One of the elements which the Commonwealth has the burden of proving beyond a reasonable doubt is that the particular articles which the defendant is alleged to have purchased, received, and aided in concealing had in fact been stolen prior thereto. G. L. c. 266, Section 60. Commonwealth v. Donahue, 369 Mass. 943 , 949 (1976). The articles consisted of one "G E Stereo AM FM 8 track" unit, model No. SC3205, one "G E Speaker," and one "Audio Aristocrat Speaker," all of which were taken by the police, in the execution of a search warrant, from a room which the defendant's father pointed out to the police as being the room occupied by the defendant. Numerous articles, including some of these three types, had in fact been stolen from a retail store in that community about four months before the police executed the search warrant. The three articles seized by the police bore no serial numbers or other identifying marks or features by which they could be distinguished from any other article of the same model produced by the manufacturers. The three articles in question were not in any cartons or boxes when they were seized by the police and taken to the police station. When the owner of the store was called to the police station to identify the articles they were in cardboard boxes which

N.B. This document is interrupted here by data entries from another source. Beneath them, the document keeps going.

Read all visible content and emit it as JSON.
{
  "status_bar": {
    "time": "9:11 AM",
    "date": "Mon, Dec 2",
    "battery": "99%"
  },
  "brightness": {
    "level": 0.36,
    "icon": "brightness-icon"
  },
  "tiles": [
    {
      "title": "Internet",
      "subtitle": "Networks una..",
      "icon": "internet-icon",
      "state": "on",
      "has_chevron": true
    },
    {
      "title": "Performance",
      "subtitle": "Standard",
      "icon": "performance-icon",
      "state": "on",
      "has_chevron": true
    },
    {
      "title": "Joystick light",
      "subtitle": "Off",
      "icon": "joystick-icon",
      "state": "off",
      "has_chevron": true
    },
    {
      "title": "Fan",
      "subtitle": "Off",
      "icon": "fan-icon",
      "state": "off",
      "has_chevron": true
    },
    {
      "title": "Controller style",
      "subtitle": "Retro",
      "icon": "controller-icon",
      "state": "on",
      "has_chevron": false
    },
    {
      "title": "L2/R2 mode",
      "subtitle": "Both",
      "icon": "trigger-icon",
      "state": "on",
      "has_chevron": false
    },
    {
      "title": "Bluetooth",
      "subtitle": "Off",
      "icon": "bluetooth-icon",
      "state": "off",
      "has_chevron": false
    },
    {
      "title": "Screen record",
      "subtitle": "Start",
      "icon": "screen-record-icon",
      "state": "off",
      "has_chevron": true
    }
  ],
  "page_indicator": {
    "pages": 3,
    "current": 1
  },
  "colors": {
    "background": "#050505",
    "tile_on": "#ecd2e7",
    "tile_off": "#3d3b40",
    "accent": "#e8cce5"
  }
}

bore identifying numbers or marks which he had placed on them as a cost code. He identified the boxes, but he testified that he could not state for certain if the articles in the boxes were in fact any of the items stolen from his store. He could say only that they were of the same type and model numbers and that the boxes in which they were contained at the police station had on them his own identification numbers or marks. The officer did not know where the boxes which were at the police station had come from.
We hold that the evidence thus summarized in the bill of exceptions was not sufficient to permit an inference that the three articles seized by the police under the search warrant had been stolen. The defendant was therefore entitled to a ruling that the evidence was insufficient to warrant his conviction of the crime charged, and his exception to the denial thereof is sustained.
By reason of our conclusion, we do not reach the further question whether it was error for the judge to permit testimony from the police officer that when he went to serve the search warrant the defendant's father pointed out a room in the house as the one occupied by the defendant.
Judgment for the defendant.